WORK ITEM | Your answer should be every line of the entries that has the string "label" in it.

DATA UNDER STUDY |
-.-.-

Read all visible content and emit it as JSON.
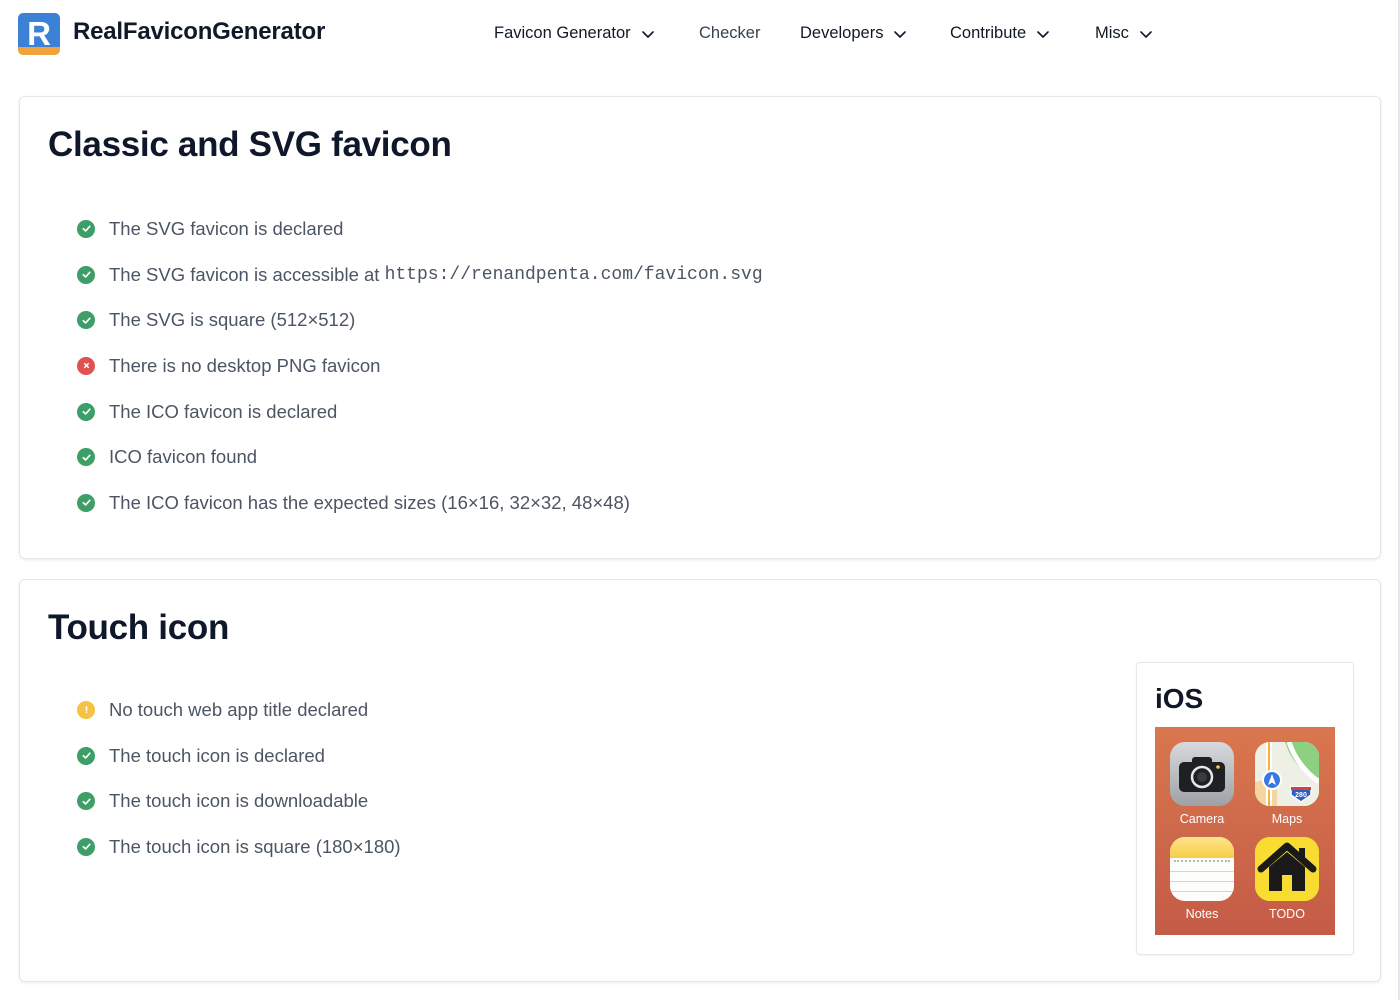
{
  "header": {
    "logo_letter": "R",
    "brand": "RealFaviconGenerator",
    "nav": [
      {
        "label": "Favicon Generator",
        "has_dropdown": true
      },
      {
        "label": "Checker",
        "has_dropdown": false
      },
      {
        "label": "Developers",
        "has_dropdown": true
      },
      {
        "label": "Contribute",
        "has_dropdown": true
      },
      {
        "label": "Misc",
        "has_dropdown": true
      }
    ]
  },
  "sections": {
    "classic": {
      "title": "Classic and SVG favicon",
      "checks": [
        {
          "status": "ok",
          "text": "The SVG favicon is declared"
        },
        {
          "status": "ok",
          "text": "The SVG favicon is accessible at ",
          "code": "https://renandpenta.com/favicon.svg"
        },
        {
          "status": "ok",
          "text": "The SVG is square (512×512)"
        },
        {
          "status": "error",
          "text": "There is no desktop PNG favicon"
        },
        {
          "status": "ok",
          "text": "The ICO favicon is declared"
        },
        {
          "status": "ok",
          "text": "ICO favicon found"
        },
        {
          "status": "ok",
          "text": "The ICO favicon has the expected sizes (16×16, 32×32, 48×48)"
        }
      ]
    },
    "touch": {
      "title": "Touch icon",
      "checks": [
        {
          "status": "warning",
          "text": "No touch web app title declared"
        },
        {
          "status": "ok",
          "text": "The touch icon is declared"
        },
        {
          "status": "ok",
          "text": "The touch icon is downloadable"
        },
        {
          "status": "ok",
          "text": "The touch icon is square (180×180)"
        }
      ],
      "ios_preview": {
        "title": "iOS",
        "apps": {
          "camera": "Camera",
          "maps": "Maps",
          "maps_shield": "280",
          "notes": "Notes",
          "todo": "TODO"
        }
      }
    }
  },
  "colors": {
    "ok": "#3e9e68",
    "error": "#e05252",
    "warning": "#f5c242",
    "brand_blue": "#3b82d6",
    "brand_orange": "#f0a33c"
  }
}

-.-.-

TASK RESULT |
        "label": "Favicon Generator",
        "label": "Checker",
        "label": "Developers",
        "label": "Contribute",
        "label": "Misc",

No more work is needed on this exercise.